I find it hard to understand in my mind what it means to love you after you are dead — but I still want to comfort and take care of you — and I want you to love me and care for me. I want to have problems to discuss with you — I want to do little projects with you. I never thought until just now that we can do that. What should we do. We started to learn to make clothes together — or learn Chinese — or getting a movie projector. Can’t I do something now? No. I am alone without you and you were the “idea-woman” and general instigator of all our wild adventures.
More here. [Thanks to Jennifer Oullette.]
Amia Srinivasan in The Nation:
he 2016 presidential election was, it seems, decided by angry white men in the Rust Belt: angry that their fellow Americans increasingly do not look or sound like them; angry that black lives matter and that a black man is in the White House; angry that the movements of capital are indifferent to their needs and that movements of people have increased; angry that a woman thought herself fit to run the country.
One might well think that anger itself was the problem. Many have been calling for a return to a more civil and reasonable form of political discourse. But some go even further: Perhaps what we need is the total eradication of anger from our politics. If so, then those of us on the left should respond to Trump’s election not with our own anger but with something altogether cooler and calmer.
In her latest book, Anger and Forgiveness, the philosopher Martha Nussbaum argues for just this. Even “great injustice,” she says, is no “excuse for childish and undisciplined behavior.” For not only is anger bad because of its consequences—alienating political opponents, breeding revenge and violence, inhibiting progress—it is also a bad thing in itself, an immoral and incoherent way of responding to the world.
Alexandra Suich in The Economist:
“This is going to become the best club in the city,” Ken Fulk says confidently. We are 49 storeys high, looking down at the Bay Bridge from a new high-rise, the Harrison, packed with multi-million-dollar condominiums that are all for sale. Fulk was hired to glam up the skyscraper’s interior, and thought the top floor should be a swanky members’ lounge and wine bar, where residents could mingle for drinks and host private events while gazing at the glistening bay. The space is both modern and retro. A fire roars in the centre of the room, light fixtures in the shape of pagodas hang from the ceiling and there is a bar covered in crocodile skin. Luxurious amenities are part of the Harrison’s allure, but so is Fulk himself. San Francisco is having its Manhattan moment. Buildings are stretching skyward, and people are moving here in swarms to seek their fortunes. Fulk is helping reimagine the city’s interiors. He came to prominence in 2013 with the opening of The Battery, a private club, which quickly became an after-hours destination for techies, who linger in banquettes beneath the main lounge’s exposed-brick walls.

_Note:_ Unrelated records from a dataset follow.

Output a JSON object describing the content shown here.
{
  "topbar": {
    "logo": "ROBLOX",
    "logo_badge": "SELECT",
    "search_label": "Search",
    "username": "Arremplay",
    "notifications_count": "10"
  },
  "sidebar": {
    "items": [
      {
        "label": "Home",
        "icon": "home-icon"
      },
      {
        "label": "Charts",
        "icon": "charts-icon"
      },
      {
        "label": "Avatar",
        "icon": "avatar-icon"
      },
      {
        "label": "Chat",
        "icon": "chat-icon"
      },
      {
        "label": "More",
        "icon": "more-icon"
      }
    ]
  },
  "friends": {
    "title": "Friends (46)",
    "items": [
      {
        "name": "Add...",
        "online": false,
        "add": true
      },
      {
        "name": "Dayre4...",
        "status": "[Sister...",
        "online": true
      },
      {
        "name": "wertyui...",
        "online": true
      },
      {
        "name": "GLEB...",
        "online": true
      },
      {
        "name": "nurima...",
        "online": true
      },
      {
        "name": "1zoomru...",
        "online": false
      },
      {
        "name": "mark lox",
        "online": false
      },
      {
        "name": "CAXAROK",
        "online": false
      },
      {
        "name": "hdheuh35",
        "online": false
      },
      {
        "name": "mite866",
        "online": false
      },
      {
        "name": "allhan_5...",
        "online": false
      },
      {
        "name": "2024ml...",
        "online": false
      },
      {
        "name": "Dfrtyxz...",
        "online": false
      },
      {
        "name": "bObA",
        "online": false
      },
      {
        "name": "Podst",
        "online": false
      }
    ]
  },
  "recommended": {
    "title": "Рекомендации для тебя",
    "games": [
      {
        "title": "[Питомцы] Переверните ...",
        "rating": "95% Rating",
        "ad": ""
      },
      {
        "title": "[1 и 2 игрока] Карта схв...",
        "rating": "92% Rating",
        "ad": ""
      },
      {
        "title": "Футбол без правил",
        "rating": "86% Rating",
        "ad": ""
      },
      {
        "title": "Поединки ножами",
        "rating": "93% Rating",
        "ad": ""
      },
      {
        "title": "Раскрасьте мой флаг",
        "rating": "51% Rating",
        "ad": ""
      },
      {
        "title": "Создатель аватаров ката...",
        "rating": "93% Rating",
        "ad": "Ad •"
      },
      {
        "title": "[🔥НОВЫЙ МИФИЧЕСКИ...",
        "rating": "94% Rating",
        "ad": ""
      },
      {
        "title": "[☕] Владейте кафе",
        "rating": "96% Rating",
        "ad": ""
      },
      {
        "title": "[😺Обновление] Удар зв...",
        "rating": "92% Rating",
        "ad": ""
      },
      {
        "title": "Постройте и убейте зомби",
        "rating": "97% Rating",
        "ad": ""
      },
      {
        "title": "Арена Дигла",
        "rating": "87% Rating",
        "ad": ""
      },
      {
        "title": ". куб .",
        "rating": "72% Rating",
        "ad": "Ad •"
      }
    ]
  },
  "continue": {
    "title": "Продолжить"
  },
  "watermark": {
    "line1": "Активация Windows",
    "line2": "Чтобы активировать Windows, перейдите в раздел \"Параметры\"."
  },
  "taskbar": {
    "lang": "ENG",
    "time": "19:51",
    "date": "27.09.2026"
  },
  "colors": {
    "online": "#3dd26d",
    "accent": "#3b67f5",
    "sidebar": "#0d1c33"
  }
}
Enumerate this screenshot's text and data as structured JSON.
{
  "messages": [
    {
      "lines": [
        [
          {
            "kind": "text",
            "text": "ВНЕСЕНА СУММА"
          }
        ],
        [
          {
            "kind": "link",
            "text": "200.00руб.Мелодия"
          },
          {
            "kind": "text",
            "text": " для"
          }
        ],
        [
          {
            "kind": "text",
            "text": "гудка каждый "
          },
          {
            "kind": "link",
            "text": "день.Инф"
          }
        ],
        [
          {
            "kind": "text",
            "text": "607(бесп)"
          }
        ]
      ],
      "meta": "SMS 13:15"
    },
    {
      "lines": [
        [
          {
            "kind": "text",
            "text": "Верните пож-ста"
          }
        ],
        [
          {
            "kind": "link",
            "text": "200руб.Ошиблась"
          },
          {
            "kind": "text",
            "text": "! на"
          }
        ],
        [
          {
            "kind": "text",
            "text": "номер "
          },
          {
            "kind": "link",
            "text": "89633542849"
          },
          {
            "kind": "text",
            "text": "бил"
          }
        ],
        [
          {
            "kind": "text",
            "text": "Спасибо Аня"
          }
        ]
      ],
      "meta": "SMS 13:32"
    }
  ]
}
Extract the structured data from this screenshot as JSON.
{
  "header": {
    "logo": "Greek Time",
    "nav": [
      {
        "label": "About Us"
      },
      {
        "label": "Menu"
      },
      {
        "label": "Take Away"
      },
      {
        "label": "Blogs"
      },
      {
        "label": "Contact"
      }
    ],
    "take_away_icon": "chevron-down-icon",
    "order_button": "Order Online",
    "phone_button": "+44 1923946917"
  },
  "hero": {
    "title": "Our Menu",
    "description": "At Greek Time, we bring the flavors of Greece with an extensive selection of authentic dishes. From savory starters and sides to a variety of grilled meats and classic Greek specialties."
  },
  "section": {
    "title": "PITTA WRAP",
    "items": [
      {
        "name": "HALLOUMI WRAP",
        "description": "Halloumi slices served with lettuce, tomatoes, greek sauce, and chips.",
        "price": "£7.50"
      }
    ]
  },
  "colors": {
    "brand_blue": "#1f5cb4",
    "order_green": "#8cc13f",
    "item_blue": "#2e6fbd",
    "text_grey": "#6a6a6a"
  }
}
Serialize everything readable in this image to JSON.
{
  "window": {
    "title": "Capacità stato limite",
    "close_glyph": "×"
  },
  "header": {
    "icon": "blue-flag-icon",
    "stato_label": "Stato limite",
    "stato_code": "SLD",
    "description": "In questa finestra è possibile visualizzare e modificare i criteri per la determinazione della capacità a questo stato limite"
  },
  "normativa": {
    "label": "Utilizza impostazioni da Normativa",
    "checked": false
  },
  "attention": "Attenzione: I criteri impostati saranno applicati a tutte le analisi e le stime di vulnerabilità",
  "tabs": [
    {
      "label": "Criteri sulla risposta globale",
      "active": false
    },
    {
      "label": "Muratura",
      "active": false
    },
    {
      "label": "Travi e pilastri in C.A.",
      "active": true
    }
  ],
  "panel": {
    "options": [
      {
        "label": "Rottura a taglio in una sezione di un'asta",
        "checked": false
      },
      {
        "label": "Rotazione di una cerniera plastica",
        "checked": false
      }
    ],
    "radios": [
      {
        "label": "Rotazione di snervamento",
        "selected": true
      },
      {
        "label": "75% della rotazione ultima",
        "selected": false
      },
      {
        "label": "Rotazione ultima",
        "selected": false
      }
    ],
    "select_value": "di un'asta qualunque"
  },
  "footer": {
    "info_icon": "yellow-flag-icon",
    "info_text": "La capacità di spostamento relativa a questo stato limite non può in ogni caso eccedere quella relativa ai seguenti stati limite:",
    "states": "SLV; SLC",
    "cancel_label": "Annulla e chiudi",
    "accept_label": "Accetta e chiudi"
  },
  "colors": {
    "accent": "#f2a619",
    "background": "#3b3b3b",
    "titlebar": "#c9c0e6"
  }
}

But most of Fulk’s business is designing private houses for the city’s wealthy technorati. His clients include Mark Pincus of the gaming company Zynga; Kevin Systrom of the photo-sharing app Instagram; Jeremy Stoppelman of Yelp, the online review site; and Michael and Xochi Birch, who sold their social network, Bebo, for $850m in 2008 and now own The Battery. While minimalist interiors are in vogue, Fulk’s signature style is bold, eclectic and gleefully maximalist. “With contemporary design, you feel like you walked into a hotel room,” says Systrom.